(originally posted on Medium)

How I’ve learned to rely on (and love) Waze

During the month of December my wife and I made our regular trips to and from family members’ houses to celebrate the various holidays. Over the past year (especially since we moved outside of the city) Waze has become a part of all our trips, even when we know exactly where we’re going because you never know when there might be an even better way to get there, but Waze does.

Thanks to all the Waze users out there, Waze (now Google) operates from this panopticon-like vantage point, knowing where all the cars are and how fast they’re moving (sidebar: in my more cynical moments, I’ve imagined how they can use this information to control the traffic, and not just respond to it but I digress…). This means that it has the information to help you get from point A to point B in the most efficient way possible based on the unpredictable real time conditions on the road, making a standard GPS (that felt pretty special only a few years ago), feel dumb.

A UI that would give Jack Dorsey a stroke.

In fact, Waze solves that core problem so well that it didn’t matter that the design has long been a hot mess of chunky lines, more buttons than you know what to do with and costumed, fleshy pink dumplings. To be fair the redesign this Fall offered some nice refinements. All that aside, the reason people love using the product (and as a result, Google loved buying the product) is because it takes a bunch of genuine pain points that everyone who’s driven a car (giant addressable audience) has experienced and makes them go away.

I’d like to call out examples of my two personal favorite features: avoiding traffic (obvs!) and sharing your trip:


Back to our travel adventures… Last month we were headed to the in-laws for Christmas, we hit bumper to bumper traffic before the Throgs Neck Bridge and Waze suggested a crazy, borderline non-sensical, looking maneuver .

Since the product has earned my trust I just went with it and found that the unorthodox move — pulling off the highway and getting right back onbefore the bridge — helped us avoid a huge chunk of stagnant traffic. We had two similar experiences that same week. Not only does the product help you get to where you’re going faster but it makes you feel like you’rein the knowalong the way — using Waze can feel nothing short of magical, almost like you’re cheating the system. That emotion is a powerful one and over time builds a really strong bond with the product. We’ve always felt that Foursquare Tips (especiallynow that you get them serendipitously) often offer that same kind of unexpected magic that makes users feel like they’re getting more out of the world around them thanks to the product.

Say goodbye to all those “What’s your ETA?” texts.

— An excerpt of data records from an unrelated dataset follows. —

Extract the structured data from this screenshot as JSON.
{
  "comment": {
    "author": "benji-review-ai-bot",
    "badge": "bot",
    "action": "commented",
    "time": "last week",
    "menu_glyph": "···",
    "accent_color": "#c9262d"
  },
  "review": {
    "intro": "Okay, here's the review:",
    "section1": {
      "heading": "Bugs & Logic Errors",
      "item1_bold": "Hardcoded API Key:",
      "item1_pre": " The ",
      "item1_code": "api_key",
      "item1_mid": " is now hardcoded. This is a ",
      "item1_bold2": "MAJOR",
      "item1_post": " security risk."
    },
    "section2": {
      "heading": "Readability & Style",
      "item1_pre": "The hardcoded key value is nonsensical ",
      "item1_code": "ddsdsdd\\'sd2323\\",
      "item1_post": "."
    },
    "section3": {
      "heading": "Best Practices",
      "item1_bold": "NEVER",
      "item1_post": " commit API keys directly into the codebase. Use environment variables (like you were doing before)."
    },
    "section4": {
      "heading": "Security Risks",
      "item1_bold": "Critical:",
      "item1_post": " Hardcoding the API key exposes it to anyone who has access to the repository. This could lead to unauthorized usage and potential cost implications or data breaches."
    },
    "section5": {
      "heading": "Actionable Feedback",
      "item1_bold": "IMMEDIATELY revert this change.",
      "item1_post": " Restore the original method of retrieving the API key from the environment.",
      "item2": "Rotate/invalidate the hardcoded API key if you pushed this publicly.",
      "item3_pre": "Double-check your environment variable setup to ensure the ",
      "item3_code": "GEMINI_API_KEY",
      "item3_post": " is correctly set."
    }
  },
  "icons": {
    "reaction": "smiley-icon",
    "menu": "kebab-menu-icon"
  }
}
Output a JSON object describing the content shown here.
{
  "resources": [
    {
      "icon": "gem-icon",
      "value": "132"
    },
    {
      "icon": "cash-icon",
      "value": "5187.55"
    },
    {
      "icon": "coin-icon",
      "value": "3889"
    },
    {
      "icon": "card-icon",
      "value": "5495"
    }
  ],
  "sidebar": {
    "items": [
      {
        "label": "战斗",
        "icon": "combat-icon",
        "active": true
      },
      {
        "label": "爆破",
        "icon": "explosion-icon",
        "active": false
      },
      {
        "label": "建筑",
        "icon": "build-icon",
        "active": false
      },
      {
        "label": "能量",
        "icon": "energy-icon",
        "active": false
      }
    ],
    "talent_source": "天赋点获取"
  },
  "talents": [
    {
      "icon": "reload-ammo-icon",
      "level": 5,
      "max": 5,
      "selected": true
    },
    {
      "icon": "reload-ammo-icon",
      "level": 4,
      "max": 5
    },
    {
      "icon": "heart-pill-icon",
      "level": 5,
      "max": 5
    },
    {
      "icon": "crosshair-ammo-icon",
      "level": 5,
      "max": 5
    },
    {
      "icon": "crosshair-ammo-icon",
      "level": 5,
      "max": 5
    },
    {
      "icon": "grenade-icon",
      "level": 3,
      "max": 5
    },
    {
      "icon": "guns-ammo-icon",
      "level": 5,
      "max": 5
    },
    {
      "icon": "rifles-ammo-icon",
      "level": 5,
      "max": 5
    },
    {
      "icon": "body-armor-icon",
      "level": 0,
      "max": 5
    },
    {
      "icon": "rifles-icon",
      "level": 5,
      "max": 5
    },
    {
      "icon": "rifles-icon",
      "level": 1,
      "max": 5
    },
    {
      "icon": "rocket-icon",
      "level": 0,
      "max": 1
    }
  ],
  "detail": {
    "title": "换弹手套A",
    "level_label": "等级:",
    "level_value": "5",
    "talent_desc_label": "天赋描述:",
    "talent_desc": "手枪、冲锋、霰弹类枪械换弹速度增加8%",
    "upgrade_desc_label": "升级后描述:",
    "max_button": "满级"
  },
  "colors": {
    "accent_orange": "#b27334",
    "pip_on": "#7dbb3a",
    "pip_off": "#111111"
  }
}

My second most-used feature is sharing my drive. It’s a dead-simple way to, once you’ve set off on a trip, share that trip with someone else. The best part is that when they click on the link, they’ll get a map in a mobile web view with 1) a little dumpling moving its way across the map and 2) an accurate estimated ETA based on how far away they are and the traffic between them and their destination. All of this replaces the age old “What’s your ETA?” use case for all parties involved and you’ll be surprised at how nice it is to know exactly where a loved one is on a long trip to/from you as you see that plump little dumpling inch its way across the screen.

I’m personally partial to Mario’s raccoon suit but you get the point.

There are a bunch of other things Waze does a good job of (and many that feel superfluous ) but they’ve done an amazing job in ensuring that their core features solve real problems and in the process make their users feel more powerful — that is ultimately what building a great product is all about.

How is your product helping your users become a better version of themselves?

If you’re someone who drives, I highly recommend you give it a shot.